▶ [Problem to work on]:
In which lines of the data does the string "title" appear? Copy every one.

[Data about app and page elements]
- - - -

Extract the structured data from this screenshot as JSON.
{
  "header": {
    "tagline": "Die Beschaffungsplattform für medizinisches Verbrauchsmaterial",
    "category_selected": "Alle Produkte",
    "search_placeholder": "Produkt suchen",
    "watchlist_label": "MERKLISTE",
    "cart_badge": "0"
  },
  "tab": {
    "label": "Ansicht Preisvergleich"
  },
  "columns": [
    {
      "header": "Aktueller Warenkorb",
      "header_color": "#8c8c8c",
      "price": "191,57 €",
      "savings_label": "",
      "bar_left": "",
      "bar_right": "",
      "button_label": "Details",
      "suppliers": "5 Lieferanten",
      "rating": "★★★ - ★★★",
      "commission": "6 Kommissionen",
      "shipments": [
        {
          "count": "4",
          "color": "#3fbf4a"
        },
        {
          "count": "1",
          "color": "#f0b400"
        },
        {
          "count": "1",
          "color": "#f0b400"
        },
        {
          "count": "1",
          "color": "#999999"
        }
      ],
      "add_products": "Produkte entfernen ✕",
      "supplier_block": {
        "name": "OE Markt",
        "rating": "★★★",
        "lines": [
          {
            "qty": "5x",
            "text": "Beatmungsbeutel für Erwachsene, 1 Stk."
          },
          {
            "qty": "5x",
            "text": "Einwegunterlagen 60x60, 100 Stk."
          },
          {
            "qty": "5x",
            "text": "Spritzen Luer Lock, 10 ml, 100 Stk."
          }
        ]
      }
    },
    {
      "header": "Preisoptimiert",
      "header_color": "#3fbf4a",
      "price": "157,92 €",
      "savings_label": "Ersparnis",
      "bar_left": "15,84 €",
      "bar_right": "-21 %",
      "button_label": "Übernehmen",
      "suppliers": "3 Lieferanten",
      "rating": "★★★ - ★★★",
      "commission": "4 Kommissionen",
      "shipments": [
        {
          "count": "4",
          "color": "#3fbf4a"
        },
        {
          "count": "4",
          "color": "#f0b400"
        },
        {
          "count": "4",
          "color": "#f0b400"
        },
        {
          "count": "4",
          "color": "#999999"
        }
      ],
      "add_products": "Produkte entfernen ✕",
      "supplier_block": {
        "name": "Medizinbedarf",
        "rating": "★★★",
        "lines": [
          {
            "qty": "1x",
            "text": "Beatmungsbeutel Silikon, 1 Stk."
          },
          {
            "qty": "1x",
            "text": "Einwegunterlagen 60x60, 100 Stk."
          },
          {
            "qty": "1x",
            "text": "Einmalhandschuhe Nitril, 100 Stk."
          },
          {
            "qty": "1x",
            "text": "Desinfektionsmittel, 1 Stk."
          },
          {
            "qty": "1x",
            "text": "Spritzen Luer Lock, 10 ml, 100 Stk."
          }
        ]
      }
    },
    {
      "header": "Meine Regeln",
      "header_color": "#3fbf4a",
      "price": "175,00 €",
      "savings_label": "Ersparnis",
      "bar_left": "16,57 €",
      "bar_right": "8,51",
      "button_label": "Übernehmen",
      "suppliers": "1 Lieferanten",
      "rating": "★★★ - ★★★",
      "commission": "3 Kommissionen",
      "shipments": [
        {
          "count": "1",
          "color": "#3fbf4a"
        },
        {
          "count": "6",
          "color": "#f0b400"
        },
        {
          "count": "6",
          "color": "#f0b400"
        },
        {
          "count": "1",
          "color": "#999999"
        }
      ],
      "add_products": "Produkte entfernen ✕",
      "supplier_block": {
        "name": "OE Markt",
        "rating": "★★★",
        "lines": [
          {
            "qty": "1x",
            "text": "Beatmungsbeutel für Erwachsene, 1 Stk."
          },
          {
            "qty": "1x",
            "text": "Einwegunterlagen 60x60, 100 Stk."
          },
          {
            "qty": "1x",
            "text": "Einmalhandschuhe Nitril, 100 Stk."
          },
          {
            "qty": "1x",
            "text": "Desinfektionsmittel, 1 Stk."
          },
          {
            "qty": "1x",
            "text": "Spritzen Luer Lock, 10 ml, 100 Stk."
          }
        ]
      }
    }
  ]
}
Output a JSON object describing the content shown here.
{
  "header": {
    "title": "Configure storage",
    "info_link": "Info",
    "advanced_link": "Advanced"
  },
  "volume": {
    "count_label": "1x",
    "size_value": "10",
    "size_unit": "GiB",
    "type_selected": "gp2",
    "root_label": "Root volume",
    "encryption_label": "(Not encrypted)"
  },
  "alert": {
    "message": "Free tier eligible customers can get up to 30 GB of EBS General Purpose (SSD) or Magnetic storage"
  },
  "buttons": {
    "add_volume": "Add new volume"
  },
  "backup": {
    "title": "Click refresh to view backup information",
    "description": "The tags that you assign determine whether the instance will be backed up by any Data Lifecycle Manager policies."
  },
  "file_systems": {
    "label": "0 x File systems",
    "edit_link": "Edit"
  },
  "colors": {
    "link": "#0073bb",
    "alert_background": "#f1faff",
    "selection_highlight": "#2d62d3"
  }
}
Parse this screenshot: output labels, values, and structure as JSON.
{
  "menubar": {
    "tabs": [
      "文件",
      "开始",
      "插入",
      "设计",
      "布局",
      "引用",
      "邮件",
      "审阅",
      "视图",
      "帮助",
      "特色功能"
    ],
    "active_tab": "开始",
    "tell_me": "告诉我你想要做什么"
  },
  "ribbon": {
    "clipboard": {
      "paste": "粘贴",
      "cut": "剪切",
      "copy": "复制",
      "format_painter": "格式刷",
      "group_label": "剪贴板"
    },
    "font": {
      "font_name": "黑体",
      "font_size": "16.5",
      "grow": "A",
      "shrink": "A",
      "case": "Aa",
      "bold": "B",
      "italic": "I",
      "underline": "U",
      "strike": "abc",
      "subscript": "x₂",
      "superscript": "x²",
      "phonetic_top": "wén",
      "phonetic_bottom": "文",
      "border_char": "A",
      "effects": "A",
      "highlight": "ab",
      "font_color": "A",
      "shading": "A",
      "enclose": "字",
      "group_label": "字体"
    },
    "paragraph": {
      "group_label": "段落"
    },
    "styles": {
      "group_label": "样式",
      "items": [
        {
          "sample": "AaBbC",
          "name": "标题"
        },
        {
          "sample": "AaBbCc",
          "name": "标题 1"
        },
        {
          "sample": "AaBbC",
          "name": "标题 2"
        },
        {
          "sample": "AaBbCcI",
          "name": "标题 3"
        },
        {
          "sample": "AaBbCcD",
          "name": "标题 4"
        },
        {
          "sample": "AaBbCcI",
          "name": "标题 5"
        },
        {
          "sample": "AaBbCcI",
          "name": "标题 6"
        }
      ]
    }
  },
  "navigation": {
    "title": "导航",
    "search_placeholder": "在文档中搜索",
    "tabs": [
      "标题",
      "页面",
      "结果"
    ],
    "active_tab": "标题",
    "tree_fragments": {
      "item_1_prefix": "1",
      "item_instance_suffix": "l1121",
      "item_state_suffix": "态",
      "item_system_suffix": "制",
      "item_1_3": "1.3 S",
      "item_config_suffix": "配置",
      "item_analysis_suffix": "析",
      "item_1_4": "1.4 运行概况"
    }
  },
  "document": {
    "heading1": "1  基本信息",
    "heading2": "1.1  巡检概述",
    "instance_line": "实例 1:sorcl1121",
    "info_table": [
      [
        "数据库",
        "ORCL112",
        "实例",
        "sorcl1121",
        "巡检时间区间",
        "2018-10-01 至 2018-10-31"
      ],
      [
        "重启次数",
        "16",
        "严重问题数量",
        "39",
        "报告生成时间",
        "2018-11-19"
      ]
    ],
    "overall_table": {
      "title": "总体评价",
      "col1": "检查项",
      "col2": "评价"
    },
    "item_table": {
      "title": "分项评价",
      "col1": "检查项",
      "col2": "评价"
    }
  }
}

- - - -

▶ [Output of the task]:
    "title": "Configure storage",
    "title": "Click refresh to view backup information",
    "title": "导航",
      "title": "总体评价",
      "title": "分项评价",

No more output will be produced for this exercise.